A generic proximity term indicates that the specified search terms must all occur in a document for a match to be returned, regardless of the number of non-search terms (the distance) between the search terms. The basic syntax is:

{ search_term { NEAR | ~ } search_term } [ ,…n ]

For example, in the following examples, the words 'fox' and 'chicken' must both appear, in either order, to produce a match:

  • CONTAINS(column_name, 'fox NEAR chicken')

  • CONTAINSTABLE(table_name, column_name, 'fox ~ chicken')

Note Note

For information about the <generic_proximity_term> syntax, see CONTAINS (Transact-SQL).

For more information, see "Additional Considerations about Proximity Searches," later in this topic.

Combining a Generic Proximity Term with Other Terms

You can use AND (&), OR (|), or AND NOT (&!) to combine a generic proximity term with another generic proximity term, a simple term, or a prefix term. For example:

   CONTAINSTABLE (Production.ProductDescription,
      Description, 
      '(light NEAR aluminum) OR
      (lightweight NEAR aluminum)'
   )

You cannot combine a generic proximity term with a custom proximity term, such as NEAR((term1,term2),5), a weighted term (ISABOUT …), or a generational term (FORMSOF …).

Example: Using the Generic Proximity Term

The following example uses the generic proximity term to search for the word "reflector" in the same document as the word "bracket".

USE AdventureWorks2012
GO

SELECT DocumentNode, Title, DocumentSummary
FROM Production.Document AS DocTable INNER JOIN
  CONTAINSTABLE(Production.Document, Document,
  '(reflector NEAR bracket)' ) AS KEY_TBL
  ON DocTable.DocumentNode = KEY_TBL.[KEY]
ORDER BY KEY_TBL.RANK DESC
GO

Notice that you can also reverse the terms in CONTAINSTABLE to get the same result:

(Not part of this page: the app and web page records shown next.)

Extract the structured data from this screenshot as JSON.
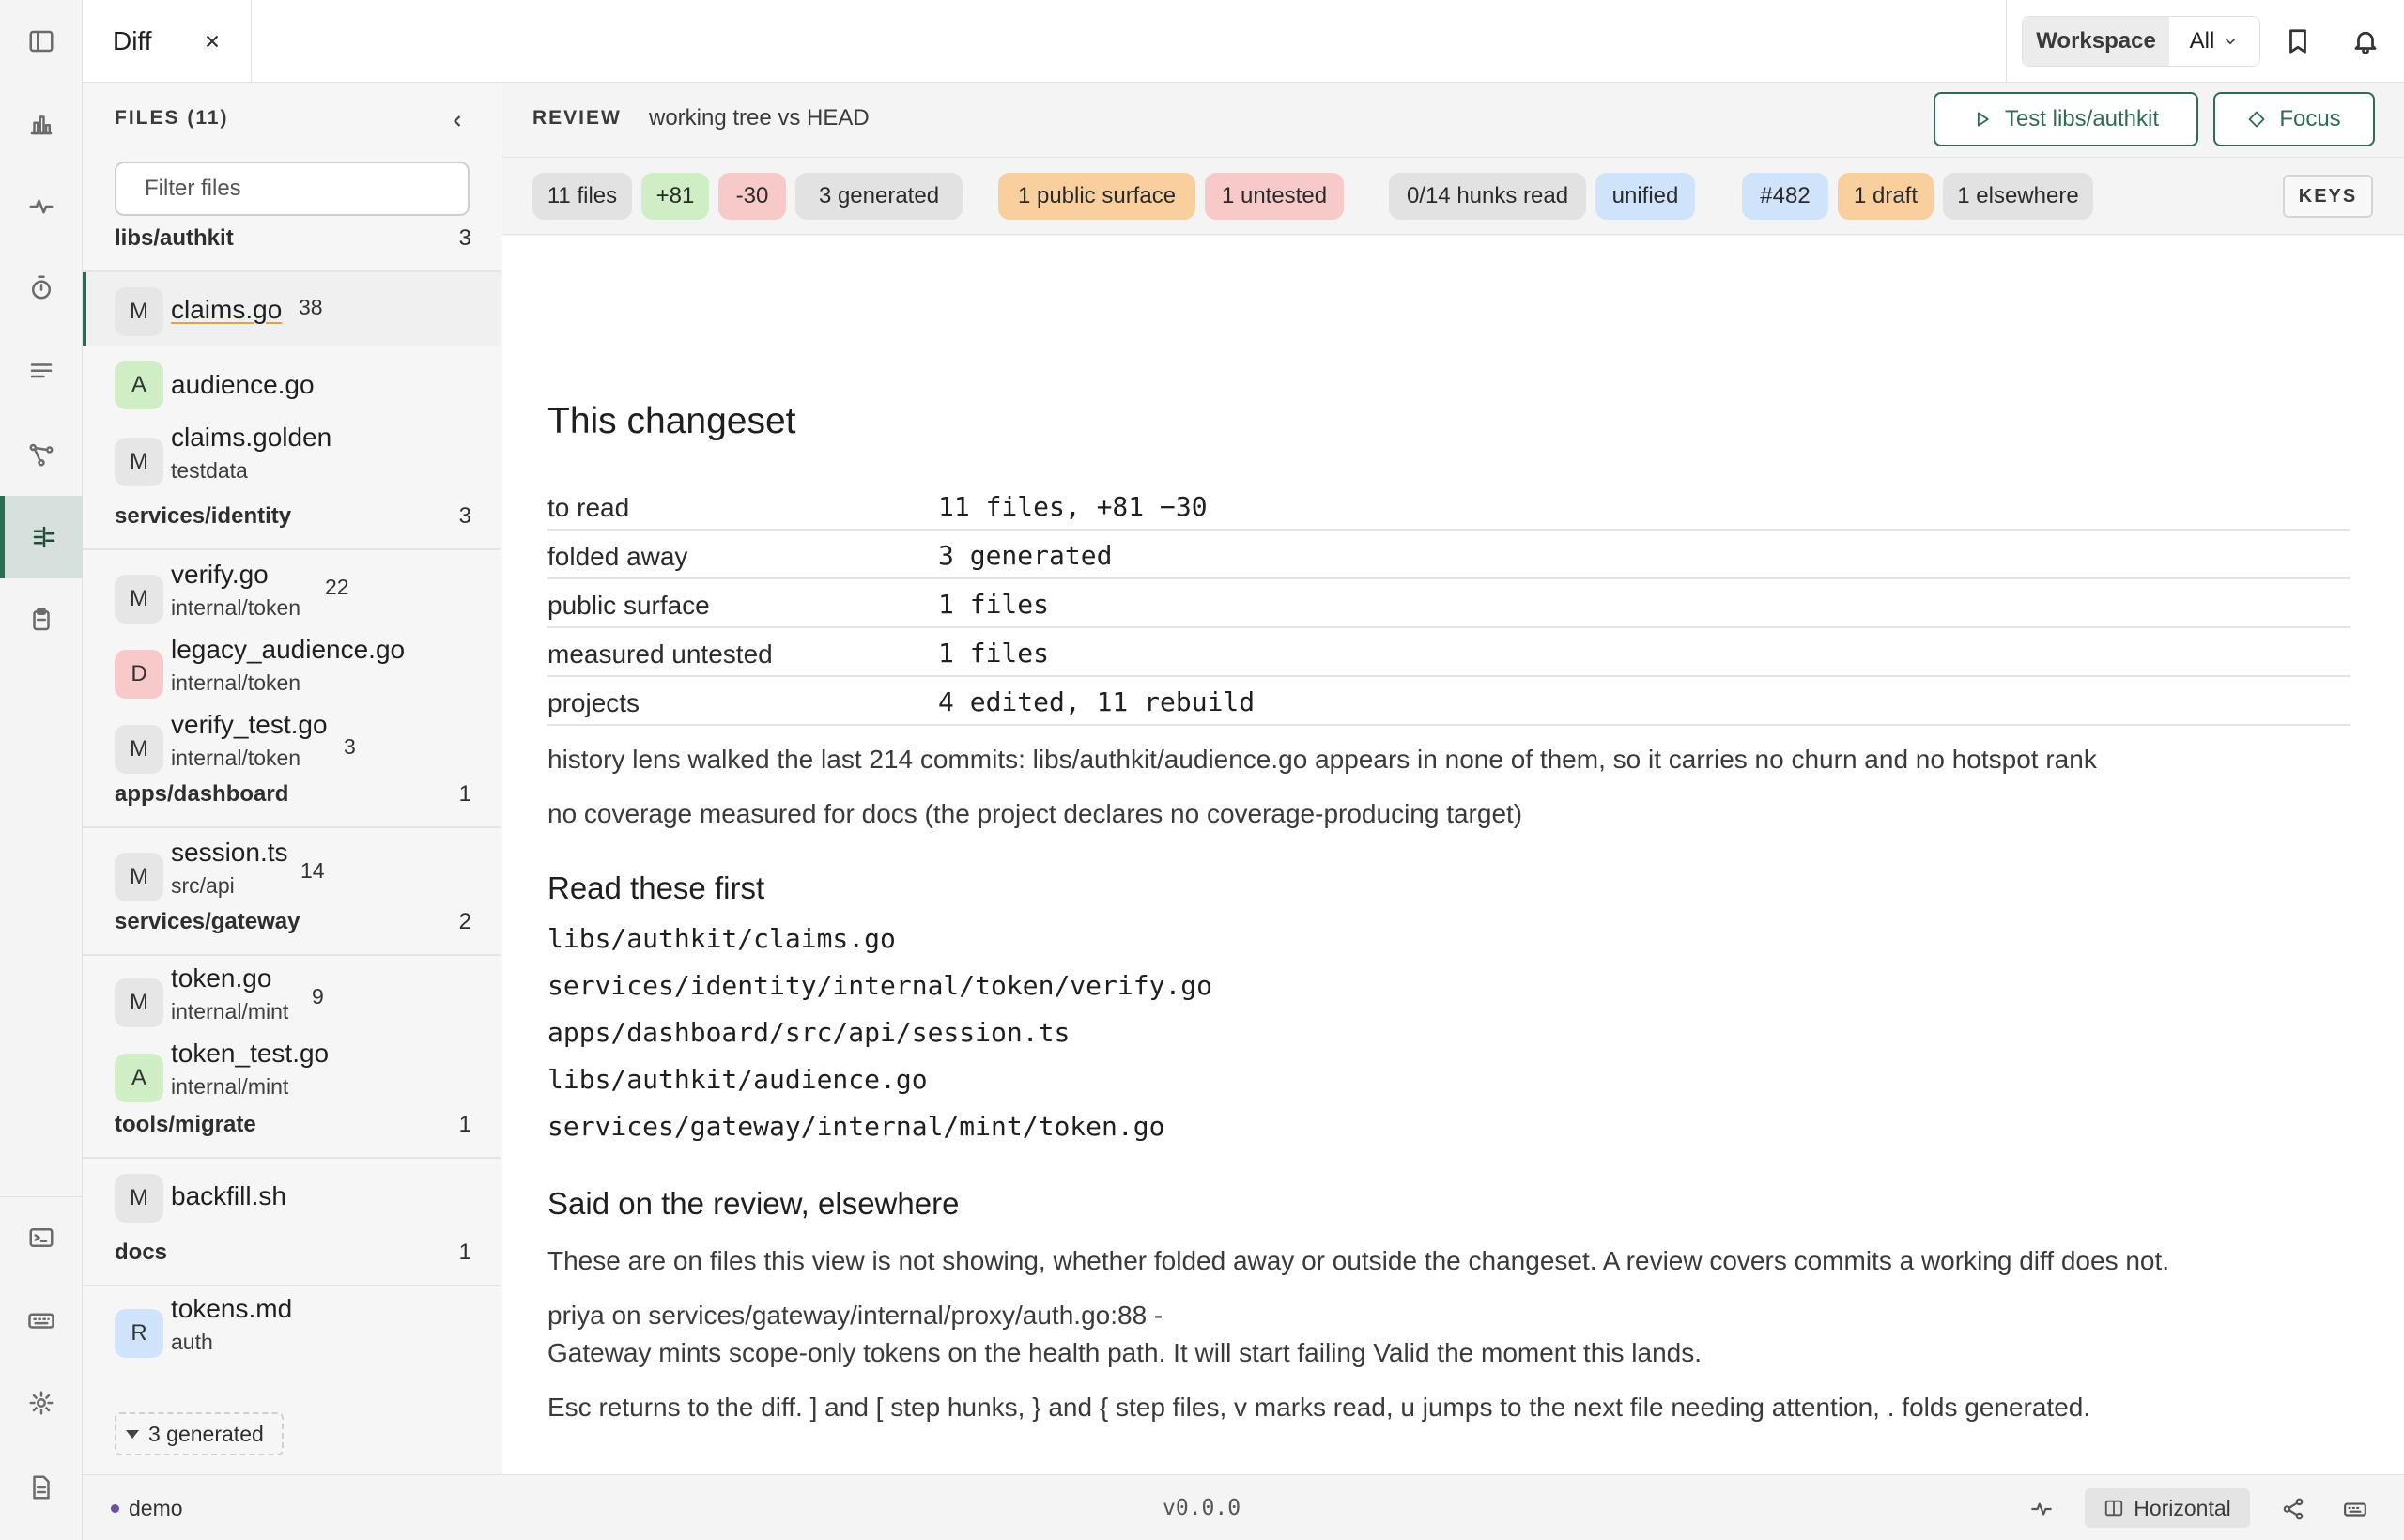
{
  "tab": {
    "label": "Diff"
  },
  "workspace": {
    "label": "Workspace",
    "value": "All"
  },
  "files": {
    "title": "FILES (11)",
    "filter_placeholder": "Filter files",
    "groups": [
      {
        "name": "libs/authkit",
        "count": "3",
        "items": [
          {
            "status": "M",
            "name": "claims.go",
            "count": "38",
            "sub": ""
          },
          {
            "status": "A",
            "name": "audience.go",
            "count": "",
            "sub": ""
          },
          {
            "status": "M",
            "name": "claims.golden",
            "count": "",
            "sub": "testdata"
          }
        ]
      },
      {
        "name": "services/identity",
        "count": "3",
        "items": [
          {
            "status": "M",
            "name": "verify.go",
            "count": "22",
            "sub": "internal/token"
          },
          {
            "status": "D",
            "name": "legacy_audience.go",
            "count": "",
            "sub": "internal/token"
          },
          {
            "status": "M",
            "name": "verify_test.go",
            "count": "3",
            "sub": "internal/token"
          }
        ]
      },
      {
        "name": "apps/dashboard",
        "count": "1",
        "items": [
          {
            "status": "M",
            "name": "session.ts",
            "count": "14",
            "sub": "src/api"
          }
        ]
      },
      {
        "name": "services/gateway",
        "count": "2",
        "items": [
          {
            "status": "M",
            "name": "token.go",
            "count": "9",
            "sub": "internal/mint"
          },
          {
            "status": "A",
            "name": "token_test.go",
            "count": "",
            "sub": "internal/mint"
          }
        ]
      },
      {
        "name": "tools/migrate",
        "count": "1",
        "items": [
          {
            "status": "M",
            "name": "backfill.sh",
            "count": "",
            "sub": ""
          }
        ]
      },
      {
        "name": "docs",
        "count": "1",
        "items": [
          {
            "status": "R",
            "name": "tokens.md",
            "count": "",
            "sub": "auth"
          }
        ]
      }
    ],
    "generated_toggle": "3 generated"
  },
  "review": {
    "label": "REVIEW",
    "description": "working tree vs HEAD",
    "test_button": "Test libs/authkit",
    "focus_button": "Focus"
  },
  "chips": {
    "files": "11 files",
    "added": "+81",
    "removed": "-30",
    "generated": "3 generated",
    "public_surface": "1 public surface",
    "untested": "1 untested",
    "hunks_read": "0/14 hunks read",
    "mode": "unified",
    "pr": "#482",
    "draft": "1 draft",
    "elsewhere": "1 elsewhere",
    "keys": "KEYS"
  },
  "changeset": {
    "title": "This changeset",
    "rows": [
      {
        "key": "to read",
        "value": "11 files, +81 −30"
      },
      {
        "key": "folded away",
        "value": "3 generated"
      },
      {
        "key": "public surface",
        "value": "1 files"
      },
      {
        "key": "measured untested",
        "value": "1 files"
      },
      {
        "key": "projects",
        "value": "4 edited, 11 rebuild"
      }
    ],
    "history_note": "history lens walked the last 214 commits: libs/authkit/audience.go appears in none of them, so it carries no churn and no hotspot rank",
    "coverage_note": "no coverage measured for docs (the project declares no coverage-producing target)",
    "read_first_title": "Read these first",
    "read_first": [
      "libs/authkit/claims.go",
      "services/identity/internal/token/verify.go",
      "apps/dashboard/src/api/session.ts",
      "libs/authkit/audience.go",
      "services/gateway/internal/mint/token.go"
    ],
    "elsewhere_title": "Said on the review, elsewhere",
    "elsewhere_note": "These are on files this view is not showing, whether folded away or outside the changeset. A review covers commits a working diff does not.",
    "comment_author_line": "priya on services/gateway/internal/proxy/auth.go:88 -",
    "comment_text": "Gateway mints scope-only tokens on the health path. It will start failing Valid the moment this lands.",
    "keys_hint": "Esc returns to the diff. ] and [ step hunks, } and { step files, v marks read, u jumps to the next file needing attention, . folds generated."
  },
  "status": {
    "workspace": "demo",
    "version": "v0.0.0",
    "layout": "Horizontal"
  }
}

CONTAINSTABLE(Production.Document, Document, '(bracket NEAR reflector)' ) AS KEY_TBL

You can use the tilde character (~) in place of the NEAR keyword in the earlier query, and get the same results:

CONTAINSTABLE(Production.Document, Document, '(reflector ~ bracket)' ) AS KEY_TBL

More than two words or phrases can be specified in the search conditions. For example, it is possible to write:

CONTAINSTABLE(Production.Document, Document, '(reflector ~ bracket ~ installation)' ) AS KEY_TBL

This means that "reflector" must be in the same document as "bracket", and "bracket" must be in the same document as "installation".

[TOP]

Community Additions

ADD
Show:
© 2014 Microsoft